### To do
Apart from the pictures, every entry below must be given again exactly.

Stored records:

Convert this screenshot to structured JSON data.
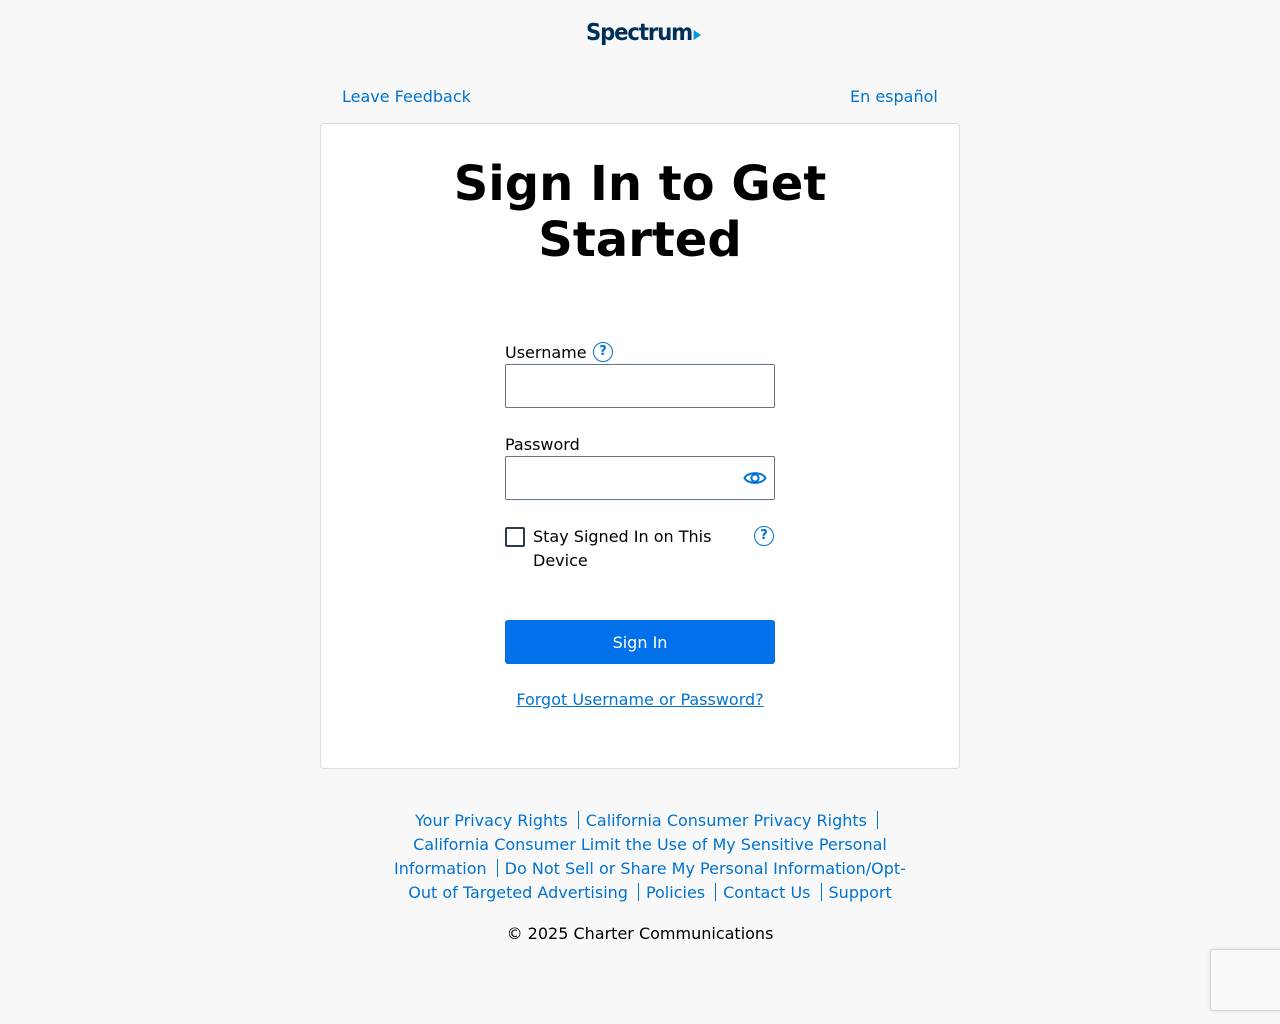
{
  "brand": {
    "logo_text": "Spectrum"
  },
  "top_links": {
    "feedback": "Leave Feedback",
    "language": "En español"
  },
  "card": {
    "title": "Sign In to Get Started",
    "username_label": "Username",
    "username_value": "",
    "password_label": "Password",
    "password_value": "",
    "stay_signed_in_label": "Stay Signed In on This Device",
    "sign_in_button": "Sign In",
    "forgot_link": "Forgot Username or Password?"
  },
  "footer": {
    "links": [
      "Your Privacy Rights",
      "California Consumer Privacy Rights",
      "California Consumer Limit the Use of My Sensitive Personal Information",
      "Do Not Sell or Share My Personal Information/Opt-Out of Targeted Advertising",
      "Policies",
      "Contact Us",
      "Support"
    ],
    "copyright": "© 2025 Charter Communications"
  },
  "colors": {
    "link": "#0073d1",
    "button": "#0071eb",
    "logo": "#003057",
    "logo_arrow": "#0099d8"
  },
  "icons": {
    "help": "question-circle-icon",
    "eye": "eye-icon",
    "logo_arrow": "play-triangle-icon"
  }
}
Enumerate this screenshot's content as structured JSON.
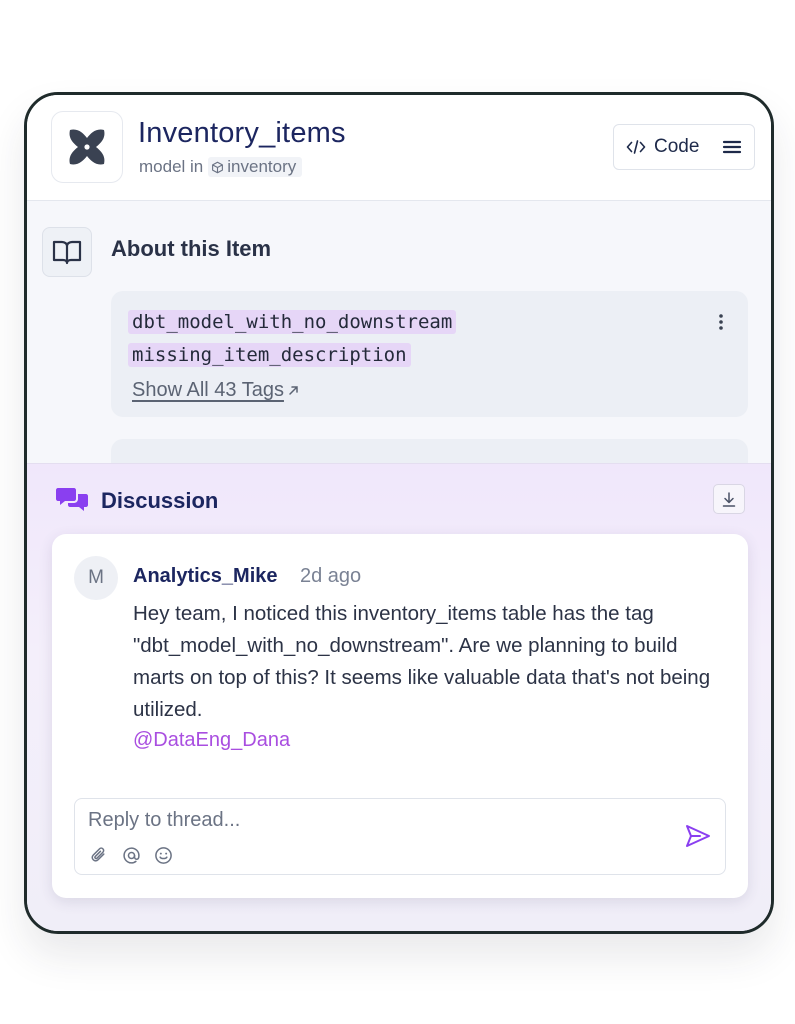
{
  "header": {
    "title": "Inventory_items",
    "subtitle_prefix": "model in",
    "subtitle_project": "inventory",
    "code_label": "Code",
    "logo_icon": "dbt-logo-icon",
    "menu_icon": "hamburger-menu-icon"
  },
  "about": {
    "title": "About this Item",
    "icon": "book-icon",
    "tags": [
      "dbt_model_with_no_downstream",
      "missing_item_description"
    ],
    "show_all_label": "Show All 43 Tags",
    "show_all_icon": "arrow-up-right-icon"
  },
  "discussion": {
    "title": "Discussion",
    "icon": "chat-bubbles-icon",
    "download_icon": "download-icon",
    "comment": {
      "avatar_initial": "M",
      "author": "Analytics_Mike",
      "time": "2d ago",
      "body": "Hey team, I noticed this inventory_items table has the tag \"dbt_model_with_no_downstream\". Are we planning to build marts on top of this? It seems like valuable data that's not being utilized.",
      "mention": "@DataEng_Dana"
    },
    "reply": {
      "placeholder": "Reply to thread...",
      "tools": [
        "paperclip-icon",
        "at-sign-icon",
        "smiley-icon"
      ],
      "send_icon": "send-icon"
    }
  },
  "colors": {
    "accent_purple": "#8a3ff0",
    "mention_purple": "#a94ee0",
    "title_navy": "#1c2660",
    "tag_highlight": "#e6d6f7"
  }
}
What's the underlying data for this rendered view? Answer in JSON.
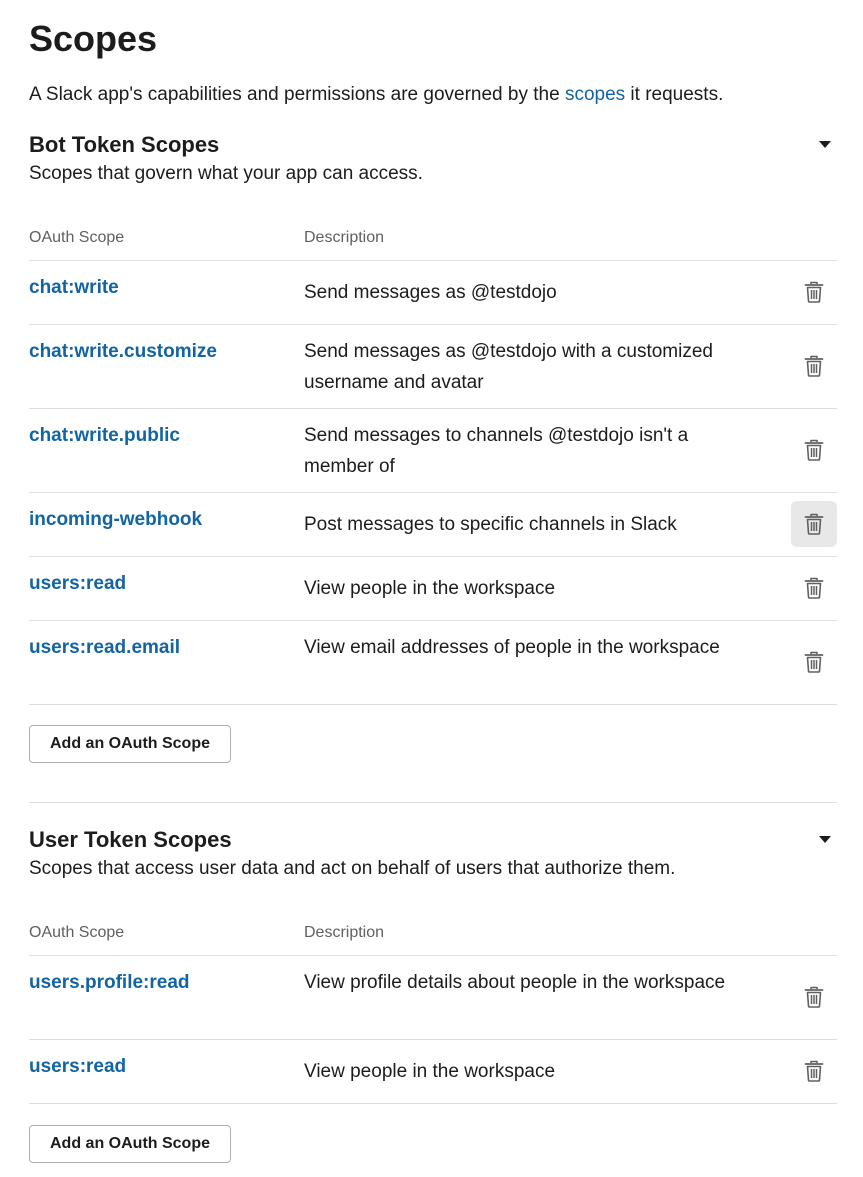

### Response to this task
Convert this screenshot to structured JSON data.
{
  "brand": {
    "logo_text": "Spectrum"
  },
  "top_links": {
    "feedback": "Leave Feedback",
    "language": "En español"
  },
  "card": {
    "title": "Sign In to Get Started",
    "username_label": "Username",
    "username_value": "",
    "password_label": "Password",
    "password_value": "",
    "stay_signed_in_label": "Stay Signed In on This Device",
    "sign_in_button": "Sign In",
    "forgot_link": "Forgot Username or Password?"
  },
  "footer": {
    "links": [
      "Your Privacy Rights",
      "California Consumer Privacy Rights",
      "California Consumer Limit the Use of My Sensitive Personal Information",
      "Do Not Sell or Share My Personal Information/Opt-Out of Targeted Advertising",
      "Policies",
      "Contact Us",
      "Support"
    ],
    "copyright": "© 2025 Charter Communications"
  },
  "colors": {
    "link": "#0073d1",
    "button": "#0071eb",
    "logo": "#003057",
    "logo_arrow": "#0099d8"
  },
  "icons": {
    "help": "question-circle-icon",
    "eye": "eye-icon",
    "logo_arrow": "play-triangle-icon"
  }
}
Enumerate this screenshot's content as structured JSON.
{
  "header": {
    "title": "Inventory_items",
    "subtitle_prefix": "model in",
    "subtitle_project": "inventory",
    "code_label": "Code",
    "logo_icon": "dbt-logo-icon",
    "menu_icon": "hamburger-menu-icon"
  },
  "about": {
    "title": "About this Item",
    "icon": "book-icon",
    "tags": [
      "dbt_model_with_no_downstream",
      "missing_item_description"
    ],
    "show_all_label": "Show All 43 Tags",
    "show_all_icon": "arrow-up-right-icon"
  },
  "discussion": {
    "title": "Discussion",
    "icon": "chat-bubbles-icon",
    "download_icon": "download-icon",
    "comment": {
      "avatar_initial": "M",
      "author": "Analytics_Mike",
      "time": "2d ago",
      "body": "Hey team, I noticed this inventory_items table has the tag \"dbt_model_with_no_downstream\". Are we planning to build marts on top of this? It seems like valuable data that's not being utilized.",
      "mention": "@DataEng_Dana"
    },
    "reply": {
      "placeholder": "Reply to thread...",
      "tools": [
        "paperclip-icon",
        "at-sign-icon",
        "smiley-icon"
      ],
      "send_icon": "send-icon"
    }
  },
  "colors": {
    "accent_purple": "#8a3ff0",
    "mention_purple": "#a94ee0",
    "title_navy": "#1c2660",
    "tag_highlight": "#e6d6f7"
  }
}
What's the underlying data for this rendered view? Answer in JSON.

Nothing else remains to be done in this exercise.